Professor Liang helps launch academic organization

Wheaton Professor Gen LiangGeographically separated only by the narrow Strait of Gibraltar—and closely linked politically, religiously, culturally and economically for centuries—North Africa and the Iberian Peninsula have long been regarded as “worlds apart” by most scholars. Thanks to a promising new scholarly organization launched by Assistant Professor of History Yuen-Gen Liang and a group of colleagues, the many important links between the two regions are being re-established in the classroom, in scholarship and across academia.

Liang, founder and executive director of the new initiative known as the Spain-North Africa Project (SNAP), says the endeavor has bloomed from intellectual seeds planted during discussions among 11 American scholars attending the 2010 National Endowment for the Humanities Summer Institute in Barcelona, Spain.

“It was intellectually rewarding to encounter other scholars who are interested in bridging the divide that has separated the region for so long,” Liang explains. “We came to realize that we shared an interest in exploring Iberia and North Africa as a single geographic region.”

As an interdisciplinary group founded by scholars of art history, history, literature, philosophy and religious studies, Liang says they seek to share work and collaborate on projects that break down the geographic, political and cultural divisions between Iberia and North Africa. Liang is organizing a one-day conference scheduled to be held at Catholic University of America in November.

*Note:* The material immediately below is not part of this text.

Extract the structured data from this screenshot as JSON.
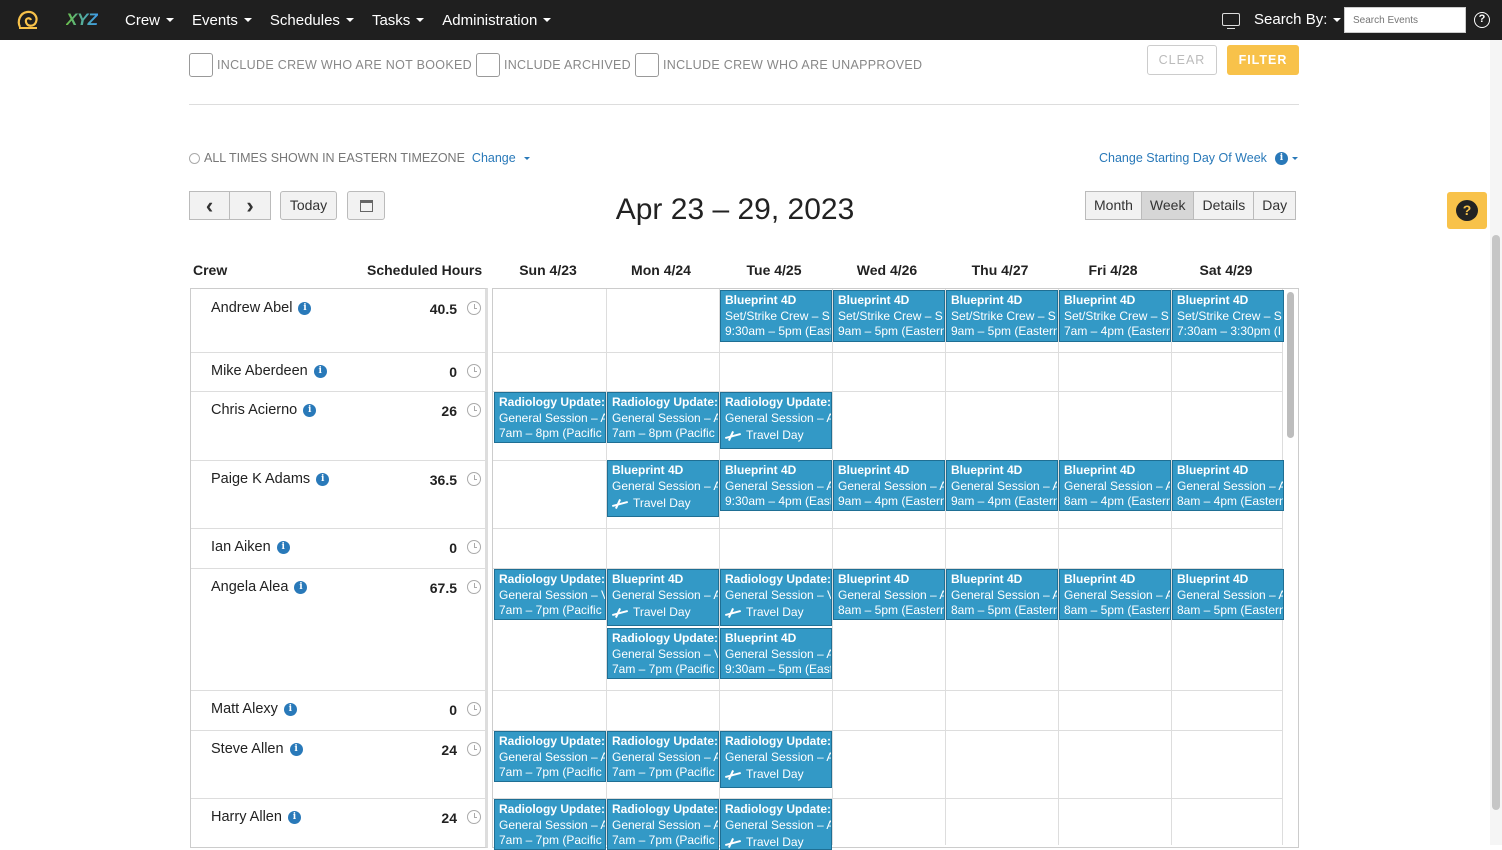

So far SNAP has grown to include 43 academics at two dozen U.S. colleges and universities—Princeton, Harvard, Cornell, UCLA, University of Michigan, Johns Hopkins, Georgetown, Tufts, Brown and Wheaton—as well as educational institutions in Spain, Morocco, Egypt, Oman, Mexico and the United Kingdom. “Our work is already having a positive impact on conferences and academic journals,” says Liang, “as is the knowledge we’re contributing across disciplines, which is enriching the classrooms where we teach.”

In his own work studying, teaching and writing about the history and people of Spain and North Africa, Liang has often documented the deep interconnectedness across the region. Politically, this region was brought together in the Middle Ages and early modern period by the Visigothic, Umayyad, Almoravid, Almohad, Portuguese and Spanish empires. Modern Spain, in fact, still possesses two cities on the Moroccan coast—Ceuta and Melilla.

During this long history, hundreds of thousands of Muslims, Christians, Jews, Moriscos and Conversos moved back and forth across the Strait. They brought their goods and ideas with them. For example, Arabs introduced rice, cotton, sugarcane, citrus, spinach, eggplants and artichokes into Iberia.

Artistic traditions were transmitted across the Strait; the Cathedral of Seville’s famous bell tower, the Giralda, was once a minaret, whose design was inspired by Marrakesh’s Koutoubia Mosque. Knowledge of Aristotle, preserved and elaborated upon by scholars in the Islamic world, flowed to Europe via Iberia, helping to spark the Renaissance. In this region, Christians, Muslims and Jews lived everyday lives next to each other, sharing, cooperating and fighting over political power, economic relations, religious customs, culinary traditions and sexual relations.

The history of this region often surprises  Liang’s students, and they are studying these links as unrest across North Africa has suddenly thrust European–North African relations into the news.

“Today’s assumptions about the geography of North Africa and much of the Mediterranean is seen through the lens of the ‘clash of civilizations,’” he says. “If we consider the reality that this is one large region, it then breaks down many of the contemporary assumptions about the West and the Islamic world, and it allows a better understanding of many of the issues there.”

Read more about the organization at

Photo / Keith Nordstrom